>>>

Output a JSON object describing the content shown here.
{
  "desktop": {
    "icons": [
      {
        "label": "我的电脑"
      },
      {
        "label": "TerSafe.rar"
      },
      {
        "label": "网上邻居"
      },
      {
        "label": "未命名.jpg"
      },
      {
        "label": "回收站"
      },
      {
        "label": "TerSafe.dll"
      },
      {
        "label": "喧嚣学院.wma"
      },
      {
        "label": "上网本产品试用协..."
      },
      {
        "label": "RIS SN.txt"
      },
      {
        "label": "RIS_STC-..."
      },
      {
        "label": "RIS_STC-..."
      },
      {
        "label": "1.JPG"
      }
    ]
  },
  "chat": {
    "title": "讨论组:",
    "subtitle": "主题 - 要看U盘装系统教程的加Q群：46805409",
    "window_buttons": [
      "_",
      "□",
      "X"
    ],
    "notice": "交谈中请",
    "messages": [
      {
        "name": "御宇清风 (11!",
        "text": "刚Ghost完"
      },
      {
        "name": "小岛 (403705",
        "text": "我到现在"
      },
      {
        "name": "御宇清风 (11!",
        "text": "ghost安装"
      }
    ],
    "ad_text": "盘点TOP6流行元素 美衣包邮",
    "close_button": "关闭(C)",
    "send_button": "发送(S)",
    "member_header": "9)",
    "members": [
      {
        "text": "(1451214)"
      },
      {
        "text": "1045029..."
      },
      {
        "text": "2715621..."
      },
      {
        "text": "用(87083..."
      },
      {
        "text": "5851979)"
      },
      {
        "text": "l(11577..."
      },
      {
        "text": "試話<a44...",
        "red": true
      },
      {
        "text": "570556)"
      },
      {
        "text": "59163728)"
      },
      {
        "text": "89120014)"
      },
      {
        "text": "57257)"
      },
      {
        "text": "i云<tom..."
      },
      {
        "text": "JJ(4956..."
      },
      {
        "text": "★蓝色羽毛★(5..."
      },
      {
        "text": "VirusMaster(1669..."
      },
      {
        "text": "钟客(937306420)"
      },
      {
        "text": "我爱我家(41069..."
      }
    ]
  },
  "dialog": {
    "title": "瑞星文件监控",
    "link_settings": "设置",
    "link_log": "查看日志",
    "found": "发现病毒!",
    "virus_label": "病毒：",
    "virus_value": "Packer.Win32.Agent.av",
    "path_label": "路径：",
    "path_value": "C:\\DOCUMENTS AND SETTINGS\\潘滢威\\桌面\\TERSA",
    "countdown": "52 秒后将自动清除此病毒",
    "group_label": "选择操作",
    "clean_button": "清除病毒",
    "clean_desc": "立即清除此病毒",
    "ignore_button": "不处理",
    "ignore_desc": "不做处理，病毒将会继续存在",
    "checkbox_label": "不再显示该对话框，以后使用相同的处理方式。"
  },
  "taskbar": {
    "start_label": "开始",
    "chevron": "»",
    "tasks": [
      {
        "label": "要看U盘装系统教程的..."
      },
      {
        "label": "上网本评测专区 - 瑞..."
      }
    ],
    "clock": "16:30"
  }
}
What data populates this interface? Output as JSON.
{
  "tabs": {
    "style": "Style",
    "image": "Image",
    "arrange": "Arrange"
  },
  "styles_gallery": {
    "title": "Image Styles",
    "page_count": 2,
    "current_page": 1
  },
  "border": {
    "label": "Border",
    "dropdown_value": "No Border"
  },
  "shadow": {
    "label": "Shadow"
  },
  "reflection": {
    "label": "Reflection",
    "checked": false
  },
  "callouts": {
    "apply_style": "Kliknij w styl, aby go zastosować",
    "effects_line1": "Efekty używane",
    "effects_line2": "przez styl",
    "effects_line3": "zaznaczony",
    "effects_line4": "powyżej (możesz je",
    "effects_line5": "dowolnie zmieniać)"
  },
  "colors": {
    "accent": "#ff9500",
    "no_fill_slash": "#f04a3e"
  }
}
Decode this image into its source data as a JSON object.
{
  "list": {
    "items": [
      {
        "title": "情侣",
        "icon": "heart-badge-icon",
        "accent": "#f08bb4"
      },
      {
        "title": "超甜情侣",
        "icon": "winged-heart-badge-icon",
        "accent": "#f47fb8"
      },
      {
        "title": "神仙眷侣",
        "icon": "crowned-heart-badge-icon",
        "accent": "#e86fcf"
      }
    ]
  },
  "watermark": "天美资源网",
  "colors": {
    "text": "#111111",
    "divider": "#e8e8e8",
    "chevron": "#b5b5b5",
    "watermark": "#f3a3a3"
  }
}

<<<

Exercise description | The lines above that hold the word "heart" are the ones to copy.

Response area |
        "icon": "heart-badge-icon",
        "icon": "winged-heart-badge-icon",
        "icon": "crowned-heart-badge-icon",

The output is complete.